What is expected
Please reproduce the records, omitting nothing and changing nothing.

Record set
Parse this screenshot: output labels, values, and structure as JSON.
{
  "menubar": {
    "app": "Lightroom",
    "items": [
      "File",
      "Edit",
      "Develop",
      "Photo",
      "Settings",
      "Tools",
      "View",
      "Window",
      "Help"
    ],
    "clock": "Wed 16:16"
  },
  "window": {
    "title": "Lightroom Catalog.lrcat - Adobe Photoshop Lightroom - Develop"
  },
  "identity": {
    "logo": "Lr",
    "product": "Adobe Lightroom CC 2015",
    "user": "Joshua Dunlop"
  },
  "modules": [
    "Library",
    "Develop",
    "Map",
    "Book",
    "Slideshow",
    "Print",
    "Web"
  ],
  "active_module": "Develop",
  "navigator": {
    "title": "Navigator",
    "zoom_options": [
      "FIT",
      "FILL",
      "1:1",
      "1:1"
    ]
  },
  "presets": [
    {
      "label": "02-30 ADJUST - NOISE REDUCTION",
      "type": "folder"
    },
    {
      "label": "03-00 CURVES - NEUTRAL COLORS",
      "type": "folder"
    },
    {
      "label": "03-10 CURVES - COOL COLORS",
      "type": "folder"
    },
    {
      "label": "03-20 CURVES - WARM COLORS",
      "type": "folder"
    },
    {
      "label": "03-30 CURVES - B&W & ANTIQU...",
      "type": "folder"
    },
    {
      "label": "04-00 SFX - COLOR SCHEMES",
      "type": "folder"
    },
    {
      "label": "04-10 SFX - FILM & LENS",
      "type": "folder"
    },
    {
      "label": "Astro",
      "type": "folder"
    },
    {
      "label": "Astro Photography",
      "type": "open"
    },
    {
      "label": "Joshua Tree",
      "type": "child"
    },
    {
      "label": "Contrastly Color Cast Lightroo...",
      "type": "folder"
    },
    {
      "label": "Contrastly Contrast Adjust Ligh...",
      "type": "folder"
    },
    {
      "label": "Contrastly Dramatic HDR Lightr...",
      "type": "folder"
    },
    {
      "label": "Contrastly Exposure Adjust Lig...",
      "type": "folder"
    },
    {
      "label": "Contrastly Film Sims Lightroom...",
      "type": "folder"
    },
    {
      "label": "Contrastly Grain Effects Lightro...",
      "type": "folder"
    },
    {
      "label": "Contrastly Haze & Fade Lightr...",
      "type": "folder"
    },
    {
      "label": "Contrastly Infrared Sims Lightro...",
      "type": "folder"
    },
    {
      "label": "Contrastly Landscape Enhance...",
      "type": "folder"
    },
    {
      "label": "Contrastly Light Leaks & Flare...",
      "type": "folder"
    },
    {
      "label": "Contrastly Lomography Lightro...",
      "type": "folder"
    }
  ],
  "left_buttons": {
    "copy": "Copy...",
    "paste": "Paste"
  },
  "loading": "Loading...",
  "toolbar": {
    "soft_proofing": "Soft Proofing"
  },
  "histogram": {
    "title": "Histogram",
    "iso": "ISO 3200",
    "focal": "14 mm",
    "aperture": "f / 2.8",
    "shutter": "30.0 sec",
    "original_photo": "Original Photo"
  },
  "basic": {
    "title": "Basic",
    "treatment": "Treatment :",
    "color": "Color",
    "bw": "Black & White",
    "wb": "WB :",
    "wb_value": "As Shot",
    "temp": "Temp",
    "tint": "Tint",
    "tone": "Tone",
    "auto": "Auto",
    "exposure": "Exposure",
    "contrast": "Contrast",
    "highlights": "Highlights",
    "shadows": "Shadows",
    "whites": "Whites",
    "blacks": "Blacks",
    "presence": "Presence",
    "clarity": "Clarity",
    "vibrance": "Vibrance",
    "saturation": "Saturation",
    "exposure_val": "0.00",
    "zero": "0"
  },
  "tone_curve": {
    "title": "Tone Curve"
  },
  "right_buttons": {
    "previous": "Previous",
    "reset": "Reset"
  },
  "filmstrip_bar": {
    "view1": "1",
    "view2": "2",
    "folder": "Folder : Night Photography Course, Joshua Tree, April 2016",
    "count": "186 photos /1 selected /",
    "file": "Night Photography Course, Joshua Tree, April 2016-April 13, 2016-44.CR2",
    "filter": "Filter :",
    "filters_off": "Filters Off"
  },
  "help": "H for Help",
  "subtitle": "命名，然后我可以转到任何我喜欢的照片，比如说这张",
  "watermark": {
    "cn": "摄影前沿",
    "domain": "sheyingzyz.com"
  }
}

Task solution
Parse this screenshot: output labels, values, and structure as JSON.
{
  "menubar": {
    "app": "Lightroom",
    "items": [
      "File",
      "Edit",
      "Develop",
      "Photo",
      "Settings",
      "Tools",
      "View",
      "Window",
      "Help"
    ],
    "clock": "Wed 16:16"
  },
  "window": {
    "title": "Lightroom Catalog.lrcat - Adobe Photoshop Lightroom - Develop"
  },
  "identity": {
    "logo": "Lr",
    "product": "Adobe Lightroom CC 2015",
    "user": "Joshua Dunlop"
  },
  "modules": [
    "Library",
    "Develop",
    "Map",
    "Book",
    "Slideshow",
    "Print",
    "Web"
  ],
  "active_module": "Develop",
  "navigator": {
    "title": "Navigator",
    "zoom_options": [
      "FIT",
      "FILL",
      "1:1",
      "1:1"
    ]
  },
  "presets": [
    {
      "label": "02-30 ADJUST - NOISE REDUCTION",
      "type": "folder"
    },
    {
      "label": "03-00 CURVES - NEUTRAL COLORS",
      "type": "folder"
    },
    {
      "label": "03-10 CURVES - COOL COLORS",
      "type": "folder"
    },
    {
      "label": "03-20 CURVES - WARM COLORS",
      "type": "folder"
    },
    {
      "label": "03-30 CURVES - B&W & ANTIQU...",
      "type": "folder"
    },
    {
      "label": "04-00 SFX - COLOR SCHEMES",
      "type": "folder"
    },
    {
      "label": "04-10 SFX - FILM & LENS",
      "type": "folder"
    },
    {
      "label": "Astro",
      "type": "folder"
    },
    {
      "label": "Astro Photography",
      "type": "open"
    },
    {
      "label": "Joshua Tree",
      "type": "child"
    },
    {
      "label": "Contrastly Color Cast Lightroo...",
      "type": "folder"
    },
    {
      "label": "Contrastly Contrast Adjust Ligh...",
      "type": "folder"
    },
    {
      "label": "Contrastly Dramatic HDR Lightr...",
      "type": "folder"
    },
    {
      "label": "Contrastly Exposure Adjust Lig...",
      "type": "folder"
    },
    {
      "label": "Contrastly Film Sims Lightroom...",
      "type": "folder"
    },
    {
      "label": "Contrastly Grain Effects Lightro...",
      "type": "folder"
    },
    {
      "label": "Contrastly Haze & Fade Lightr...",
      "type": "folder"
    },
    {
      "label": "Contrastly Infrared Sims Lightro...",
      "type": "folder"
    },
    {
      "label": "Contrastly Landscape Enhance...",
      "type": "folder"
    },
    {
      "label": "Contrastly Light Leaks & Flare...",
      "type": "folder"
    },
    {
      "label": "Contrastly Lomography Lightro...",
      "type": "folder"
    }
  ],
  "left_buttons": {
    "copy": "Copy...",
    "paste": "Paste"
  },
  "loading": "Loading...",
  "toolbar": {
    "soft_proofing": "Soft Proofing"
  },
  "histogram": {
    "title": "Histogram",
    "iso": "ISO 3200",
    "focal": "14 mm",
    "aperture": "f / 2.8",
    "shutter": "30.0 sec",
    "original_photo": "Original Photo"
  },
  "basic": {
    "title": "Basic",
    "treatment": "Treatment :",
    "color": "Color",
    "bw": "Black & White",
    "wb": "WB :",
    "wb_value": "As Shot",
    "temp": "Temp",
    "tint": "Tint",
    "tone": "Tone",
    "auto": "Auto",
    "exposure": "Exposure",
    "contrast": "Contrast",
    "highlights": "Highlights",
    "shadows": "Shadows",
    "whites": "Whites",
    "blacks": "Blacks",
    "presence": "Presence",
    "clarity": "Clarity",
    "vibrance": "Vibrance",
    "saturation": "Saturation",
    "exposure_val": "0.00",
    "zero": "0"
  },
  "tone_curve": {
    "title": "Tone Curve"
  },
  "right_buttons": {
    "previous": "Previous",
    "reset": "Reset"
  },
  "filmstrip_bar": {
    "view1": "1",
    "view2": "2",
    "folder": "Folder : Night Photography Course, Joshua Tree, April 2016",
    "count": "186 photos /1 selected /",
    "file": "Night Photography Course, Joshua Tree, April 2016-April 13, 2016-44.CR2",
    "filter": "Filter :",
    "filters_off": "Filters Off"
  },
  "help": "H for Help",
  "subtitle": "命名，然后我可以转到任何我喜欢的照片，比如说这张",
  "watermark": {
    "cn": "摄影前沿",
    "domain": "sheyingzyz.com"
  }
}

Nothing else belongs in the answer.